PROBLEM STATEMENT: Would you print every entry exactly as it appears?

PROVIDED ENTRIES:
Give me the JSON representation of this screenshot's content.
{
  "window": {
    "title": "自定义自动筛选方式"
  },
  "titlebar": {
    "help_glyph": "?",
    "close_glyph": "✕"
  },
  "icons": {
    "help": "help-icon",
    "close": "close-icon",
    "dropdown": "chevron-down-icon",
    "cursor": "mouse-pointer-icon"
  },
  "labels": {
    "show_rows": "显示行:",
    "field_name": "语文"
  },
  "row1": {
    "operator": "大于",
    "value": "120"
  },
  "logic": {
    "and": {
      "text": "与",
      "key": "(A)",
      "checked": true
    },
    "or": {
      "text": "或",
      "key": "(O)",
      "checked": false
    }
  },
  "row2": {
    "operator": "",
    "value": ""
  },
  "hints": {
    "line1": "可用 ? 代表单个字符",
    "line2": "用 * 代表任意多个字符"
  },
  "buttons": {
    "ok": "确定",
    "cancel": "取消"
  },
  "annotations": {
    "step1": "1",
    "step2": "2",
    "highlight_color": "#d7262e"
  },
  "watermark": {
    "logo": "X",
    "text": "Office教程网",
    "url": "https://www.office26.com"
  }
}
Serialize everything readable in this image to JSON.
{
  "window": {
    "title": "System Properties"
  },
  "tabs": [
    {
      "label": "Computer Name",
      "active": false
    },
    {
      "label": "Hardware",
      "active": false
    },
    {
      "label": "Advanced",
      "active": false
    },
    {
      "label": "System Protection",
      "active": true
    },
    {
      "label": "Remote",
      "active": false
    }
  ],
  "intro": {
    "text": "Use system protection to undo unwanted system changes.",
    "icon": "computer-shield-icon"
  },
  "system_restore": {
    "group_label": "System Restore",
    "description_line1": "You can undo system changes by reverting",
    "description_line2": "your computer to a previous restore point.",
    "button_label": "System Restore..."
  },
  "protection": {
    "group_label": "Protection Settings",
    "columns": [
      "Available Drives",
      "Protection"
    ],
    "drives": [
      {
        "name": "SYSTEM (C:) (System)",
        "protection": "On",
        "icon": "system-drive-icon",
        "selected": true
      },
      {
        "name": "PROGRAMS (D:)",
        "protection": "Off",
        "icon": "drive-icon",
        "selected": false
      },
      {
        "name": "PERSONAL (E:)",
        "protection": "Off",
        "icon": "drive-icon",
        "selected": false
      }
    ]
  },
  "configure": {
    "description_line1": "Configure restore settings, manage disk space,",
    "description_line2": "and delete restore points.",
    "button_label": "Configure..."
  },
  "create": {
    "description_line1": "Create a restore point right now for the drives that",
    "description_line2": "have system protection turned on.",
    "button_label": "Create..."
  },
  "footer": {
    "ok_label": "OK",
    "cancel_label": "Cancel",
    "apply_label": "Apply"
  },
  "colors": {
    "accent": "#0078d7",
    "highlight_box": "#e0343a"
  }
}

RESPONSE BELOW:
Give me the JSON representation of this screenshot's content.
{
  "window": {
    "title": "自定义自动筛选方式"
  },
  "titlebar": {
    "help_glyph": "?",
    "close_glyph": "✕"
  },
  "icons": {
    "help": "help-icon",
    "close": "close-icon",
    "dropdown": "chevron-down-icon",
    "cursor": "mouse-pointer-icon"
  },
  "labels": {
    "show_rows": "显示行:",
    "field_name": "语文"
  },
  "row1": {
    "operator": "大于",
    "value": "120"
  },
  "logic": {
    "and": {
      "text": "与",
      "key": "(A)",
      "checked": true
    },
    "or": {
      "text": "或",
      "key": "(O)",
      "checked": false
    }
  },
  "row2": {
    "operator": "",
    "value": ""
  },
  "hints": {
    "line1": "可用 ? 代表单个字符",
    "line2": "用 * 代表任意多个字符"
  },
  "buttons": {
    "ok": "确定",
    "cancel": "取消"
  },
  "annotations": {
    "step1": "1",
    "step2": "2",
    "highlight_color": "#d7262e"
  },
  "watermark": {
    "logo": "X",
    "text": "Office教程网",
    "url": "https://www.office26.com"
  }
}
Serialize everything readable in this image to JSON.
{
  "window": {
    "title": "System Properties"
  },
  "tabs": [
    {
      "label": "Computer Name",
      "active": false
    },
    {
      "label": "Hardware",
      "active": false
    },
    {
      "label": "Advanced",
      "active": false
    },
    {
      "label": "System Protection",
      "active": true
    },
    {
      "label": "Remote",
      "active": false
    }
  ],
  "intro": {
    "text": "Use system protection to undo unwanted system changes.",
    "icon": "computer-shield-icon"
  },
  "system_restore": {
    "group_label": "System Restore",
    "description_line1": "You can undo system changes by reverting",
    "description_line2": "your computer to a previous restore point.",
    "button_label": "System Restore..."
  },
  "protection": {
    "group_label": "Protection Settings",
    "columns": [
      "Available Drives",
      "Protection"
    ],
    "drives": [
      {
        "name": "SYSTEM (C:) (System)",
        "protection": "On",
        "icon": "system-drive-icon",
        "selected": true
      },
      {
        "name": "PROGRAMS (D:)",
        "protection": "Off",
        "icon": "drive-icon",
        "selected": false
      },
      {
        "name": "PERSONAL (E:)",
        "protection": "Off",
        "icon": "drive-icon",
        "selected": false
      }
    ]
  },
  "configure": {
    "description_line1": "Configure restore settings, manage disk space,",
    "description_line2": "and delete restore points.",
    "button_label": "Configure..."
  },
  "create": {
    "description_line1": "Create a restore point right now for the drives that",
    "description_line2": "have system protection turned on.",
    "button_label": "Create..."
  },
  "footer": {
    "ok_label": "OK",
    "cancel_label": "Cancel",
    "apply_label": "Apply"
  },
  "colors": {
    "accent": "#0078d7",
    "highlight_box": "#e0343a"
  }
}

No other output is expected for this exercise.